By the time May rolls around I might be longing for the carefree days of summer again. I could be counting down the days until I no longer have to pack school lunches or suffer through practicing our spelling tests. For now, I happily pack their new gear into their new bags and label it all with their personalized labels.
When my son was born, his health issues prevented us from breastfeeding.
The doctors recommended that I pump so that they could fill his feeding tube with breast milk, so that’s what I did. Every three hours, like clockwork, I locked myself away in a pumping room that was available in the NICU, and I pumped until I got tired of sitting there. I so desperately wanted to be beside my son instead of in that tiny room all by myself, but I kept it up because this was the only way I could help him. I had no control over anything else he was experiencing, but I could make sure he was fed breast milk. This I could control.
When my daughter was born, I was all about the breastfeeding. She took to my breast right away. It felt so natural. I attended the breastfeeding class they held in the maternity ward adamant that this was going to go well. I smiled, with just the slightest amount of smugness, as the nurse used me as the example.
I had no idea what was to come.
The moment my milk came in, chaos ensued.
The pain… oh the pain! From the dry, cracked, and bleeding nipples to the blocked milk ducts, to the shoulder pain that required physio because of the constant hunching over a baby, I was always in pain.
I never ever got a break. Ever. If I had to do anything out of the house, she had to come with me, or else I had to time it to be back by next feed because this was the one place no one else could step in. No one to take a midnight shift so that I could get a little extra sleep, no one to take over an early morning hunger cry so that I could cuddle a little longer with the toddler who was missing his mummy.
I am not a graceful person at all, and breastfeeding was no exception. I admired my mummy friends who made nursing their babes look so elegant and so peaceful. That was not me. I rarely left a nursing session without a little sweat on my brow.
The nursing cover I received as a gift did make it easier, as I found it very difficult to nurse without exposing the entire top half of my body. Though I never once had anyone make me feel uncomfortable for breastfeeding my baby, I felt the need to go off and find somewhere quiet to feed her. This was partly due to my own self-consciousness, but also because my baby was very easily distracted and any noise would have her popping her little head out of the nursing cover to see what was up.
I didn’t love it, and it made me feel incredibly guilty. I could breastfeed. I didn’t have to pump and tube feed. This is what I wanted, so why didn’t I love it?

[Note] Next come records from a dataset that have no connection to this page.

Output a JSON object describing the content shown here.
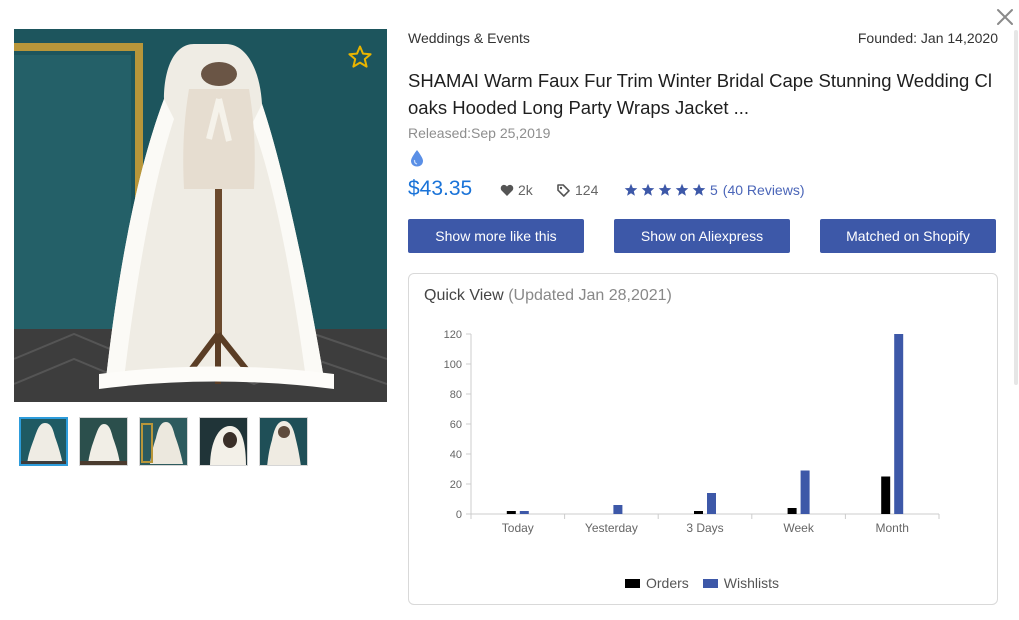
{
  "product": {
    "category": "Weddings & Events",
    "founded": "Founded: Jan 14,2020",
    "title": "SHAMAI Warm Faux Fur Trim Winter Bridal Cape Stunning Wedding Cloaks Hooded Long Party Wraps Jacket ...",
    "released": "Released:Sep 25,2019",
    "price": "$43.35",
    "likes": "2k",
    "tags": "124",
    "rating_count": "5",
    "reviews": "(40 Reviews)",
    "stars": 5
  },
  "buttons": {
    "more_like_this": "Show more like this",
    "aliexpress": "Show on Aliexpress",
    "shopify": "Matched on Shopify"
  },
  "quick_view": {
    "title": "Quick View",
    "updated": "(Updated Jan 28,2021)"
  },
  "colors": {
    "accent": "#3d58a8",
    "price": "#1a73d8",
    "orders": "#000000",
    "wishlists": "#3d58a8"
  },
  "chart_data": {
    "type": "bar",
    "categories": [
      "Today",
      "Yesterday",
      "3 Days",
      "Week",
      "Month"
    ],
    "series": [
      {
        "name": "Orders",
        "values": [
          2,
          0,
          2,
          4,
          25
        ]
      },
      {
        "name": "Wishlists",
        "values": [
          2,
          6,
          14,
          29,
          120
        ]
      }
    ],
    "yticks": [
      0,
      20,
      40,
      60,
      80,
      100,
      120
    ],
    "ylim": [
      0,
      120
    ],
    "legend": "bottom"
  }
}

The answer, I think, was that I couldn’t control it. She dictated when I fed her, where I fed her and how long I fed her. I had no say in the matter, and I found that difficult.
I realized over time that this ideal breastfeeding relationship I had in my mind wasn’t real. As soon as I let go of the image of what it should be and accepted it for what it was, it grew on me. I never really fell madly and deeply in love with nursing, but I grew to appreciate the quiet moments when it was just the two of us.
Instead of focusing on what I was missing while I was hiding away, I reminded myself how lucky I was that I was able to experience it at all. I inhaled her smell and stroked her soft little head. I counted my blessings when she woke at night and I could just lay her down beside me and feed her with my eyes closed. I relished in the good parts of it and accepted the parts that I didn’t enjoy.
When I was at the height of my breastfeeding frustration, a friend told me that I would miss it when it was gone, and I thought her crazy. Here I am, over three years out, and I miss it. I miss that thing that I didn’t love so much.